(Beginning of DATA PROVIDED)

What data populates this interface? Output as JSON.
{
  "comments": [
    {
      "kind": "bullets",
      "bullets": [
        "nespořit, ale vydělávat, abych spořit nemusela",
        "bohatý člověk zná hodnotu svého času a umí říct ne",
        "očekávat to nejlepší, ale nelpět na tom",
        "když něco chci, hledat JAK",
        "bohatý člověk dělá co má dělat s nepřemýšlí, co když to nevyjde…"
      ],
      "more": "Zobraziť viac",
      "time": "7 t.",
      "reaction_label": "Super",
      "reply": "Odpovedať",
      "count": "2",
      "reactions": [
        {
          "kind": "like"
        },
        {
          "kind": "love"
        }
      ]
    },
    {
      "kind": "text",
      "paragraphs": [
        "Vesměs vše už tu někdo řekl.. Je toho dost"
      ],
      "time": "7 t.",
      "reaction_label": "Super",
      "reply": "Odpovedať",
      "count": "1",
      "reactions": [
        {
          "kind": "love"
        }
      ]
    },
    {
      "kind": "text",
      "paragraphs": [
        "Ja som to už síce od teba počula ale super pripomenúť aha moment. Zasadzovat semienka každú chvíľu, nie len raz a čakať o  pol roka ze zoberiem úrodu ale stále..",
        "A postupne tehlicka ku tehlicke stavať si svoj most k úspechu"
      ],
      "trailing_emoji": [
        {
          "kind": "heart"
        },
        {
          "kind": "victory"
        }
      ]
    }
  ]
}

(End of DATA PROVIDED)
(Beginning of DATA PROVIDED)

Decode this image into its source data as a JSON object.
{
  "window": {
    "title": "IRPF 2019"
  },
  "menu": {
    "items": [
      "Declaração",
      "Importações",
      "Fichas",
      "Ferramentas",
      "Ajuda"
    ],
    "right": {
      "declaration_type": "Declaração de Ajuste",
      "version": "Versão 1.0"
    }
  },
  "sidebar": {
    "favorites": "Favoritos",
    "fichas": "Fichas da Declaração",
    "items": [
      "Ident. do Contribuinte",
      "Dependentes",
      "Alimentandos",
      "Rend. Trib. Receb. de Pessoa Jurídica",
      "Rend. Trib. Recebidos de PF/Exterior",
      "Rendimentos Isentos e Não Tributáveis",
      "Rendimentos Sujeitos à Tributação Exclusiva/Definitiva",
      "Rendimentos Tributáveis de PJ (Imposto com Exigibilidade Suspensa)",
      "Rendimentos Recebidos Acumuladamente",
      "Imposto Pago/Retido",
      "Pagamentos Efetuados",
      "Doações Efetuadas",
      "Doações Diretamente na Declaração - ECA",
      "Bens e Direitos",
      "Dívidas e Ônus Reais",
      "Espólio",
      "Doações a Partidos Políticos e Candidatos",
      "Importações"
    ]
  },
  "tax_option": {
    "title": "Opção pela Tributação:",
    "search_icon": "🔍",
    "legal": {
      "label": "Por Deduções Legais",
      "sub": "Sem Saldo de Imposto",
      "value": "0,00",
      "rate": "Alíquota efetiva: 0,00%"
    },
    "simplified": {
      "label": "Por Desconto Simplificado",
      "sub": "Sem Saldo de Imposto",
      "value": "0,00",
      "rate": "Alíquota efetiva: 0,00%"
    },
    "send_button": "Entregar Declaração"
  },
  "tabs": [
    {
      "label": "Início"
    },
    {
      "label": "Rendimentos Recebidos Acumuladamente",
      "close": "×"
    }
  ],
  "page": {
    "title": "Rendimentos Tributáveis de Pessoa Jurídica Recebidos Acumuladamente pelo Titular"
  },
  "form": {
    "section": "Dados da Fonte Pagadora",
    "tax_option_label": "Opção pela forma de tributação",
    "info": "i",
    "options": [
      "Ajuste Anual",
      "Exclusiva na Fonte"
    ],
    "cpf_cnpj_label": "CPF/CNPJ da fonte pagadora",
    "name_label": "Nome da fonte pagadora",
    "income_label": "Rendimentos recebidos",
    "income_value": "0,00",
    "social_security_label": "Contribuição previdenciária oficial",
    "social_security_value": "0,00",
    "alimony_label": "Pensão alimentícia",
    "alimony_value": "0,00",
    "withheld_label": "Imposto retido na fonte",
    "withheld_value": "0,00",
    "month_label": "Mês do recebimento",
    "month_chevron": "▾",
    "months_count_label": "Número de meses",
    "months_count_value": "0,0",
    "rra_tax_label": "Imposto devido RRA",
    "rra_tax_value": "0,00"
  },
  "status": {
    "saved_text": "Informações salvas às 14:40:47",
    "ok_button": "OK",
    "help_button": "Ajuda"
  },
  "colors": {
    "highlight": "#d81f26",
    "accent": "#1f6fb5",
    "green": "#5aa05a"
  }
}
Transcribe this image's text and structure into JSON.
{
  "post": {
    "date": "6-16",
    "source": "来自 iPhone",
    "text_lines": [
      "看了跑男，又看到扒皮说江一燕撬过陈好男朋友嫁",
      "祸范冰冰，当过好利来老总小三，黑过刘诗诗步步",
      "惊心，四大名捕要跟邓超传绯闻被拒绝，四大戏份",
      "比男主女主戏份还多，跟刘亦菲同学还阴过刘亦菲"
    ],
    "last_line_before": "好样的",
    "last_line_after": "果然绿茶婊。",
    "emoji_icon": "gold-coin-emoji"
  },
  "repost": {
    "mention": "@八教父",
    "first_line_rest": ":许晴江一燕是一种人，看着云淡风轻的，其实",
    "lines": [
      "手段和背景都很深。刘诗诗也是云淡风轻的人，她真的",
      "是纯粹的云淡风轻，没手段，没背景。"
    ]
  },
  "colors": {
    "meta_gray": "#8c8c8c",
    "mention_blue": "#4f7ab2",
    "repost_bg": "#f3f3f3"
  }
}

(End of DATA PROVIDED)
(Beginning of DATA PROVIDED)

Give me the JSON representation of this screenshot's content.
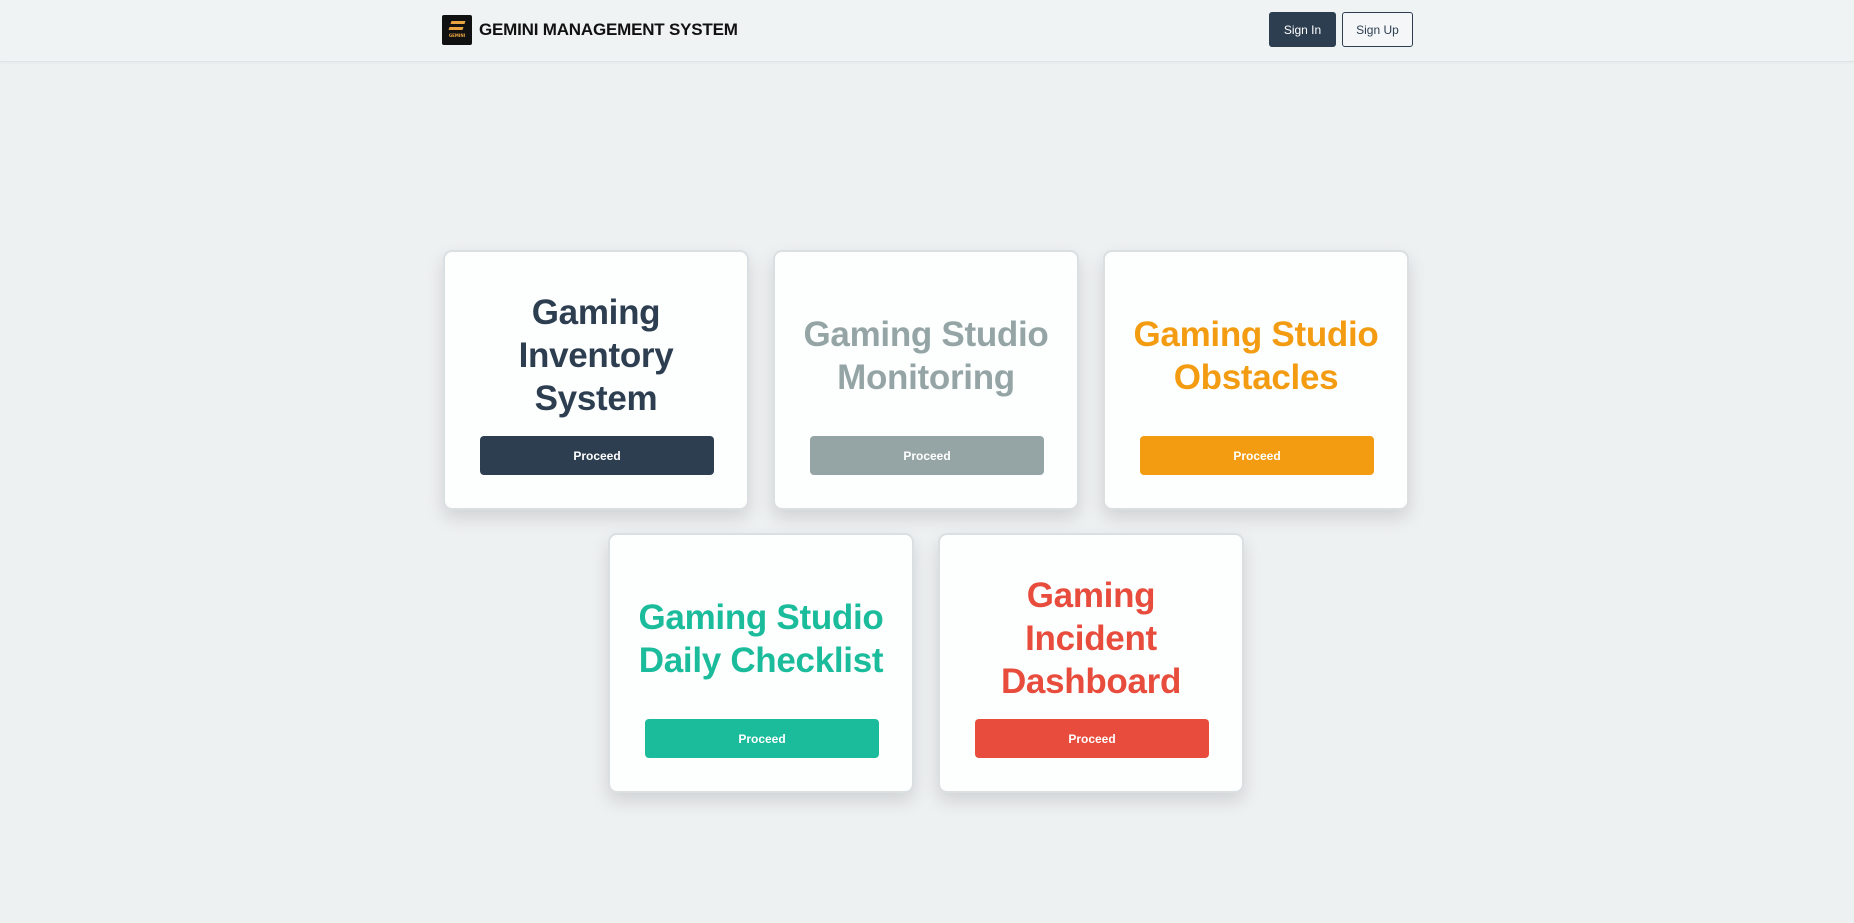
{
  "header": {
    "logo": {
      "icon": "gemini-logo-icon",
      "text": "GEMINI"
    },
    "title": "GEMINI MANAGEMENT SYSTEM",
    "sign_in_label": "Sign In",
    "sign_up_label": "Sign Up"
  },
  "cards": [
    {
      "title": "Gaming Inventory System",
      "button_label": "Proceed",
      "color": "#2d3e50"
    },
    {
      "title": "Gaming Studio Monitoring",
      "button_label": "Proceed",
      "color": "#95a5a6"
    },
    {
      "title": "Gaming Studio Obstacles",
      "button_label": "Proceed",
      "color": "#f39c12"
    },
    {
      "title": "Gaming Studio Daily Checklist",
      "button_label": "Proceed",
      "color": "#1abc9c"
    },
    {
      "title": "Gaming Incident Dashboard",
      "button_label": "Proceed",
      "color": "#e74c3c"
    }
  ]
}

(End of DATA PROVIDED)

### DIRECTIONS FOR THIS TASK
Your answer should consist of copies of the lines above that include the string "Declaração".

### RESULT OF THE EXERCISE
      "Declaração",
      "declaration_type": "Declaração de Ajuste",
    "fichas": "Fichas da Declaração",
      "Doações Diretamente na Declaração - ECA",
    "send_button": "Entregar Declaração"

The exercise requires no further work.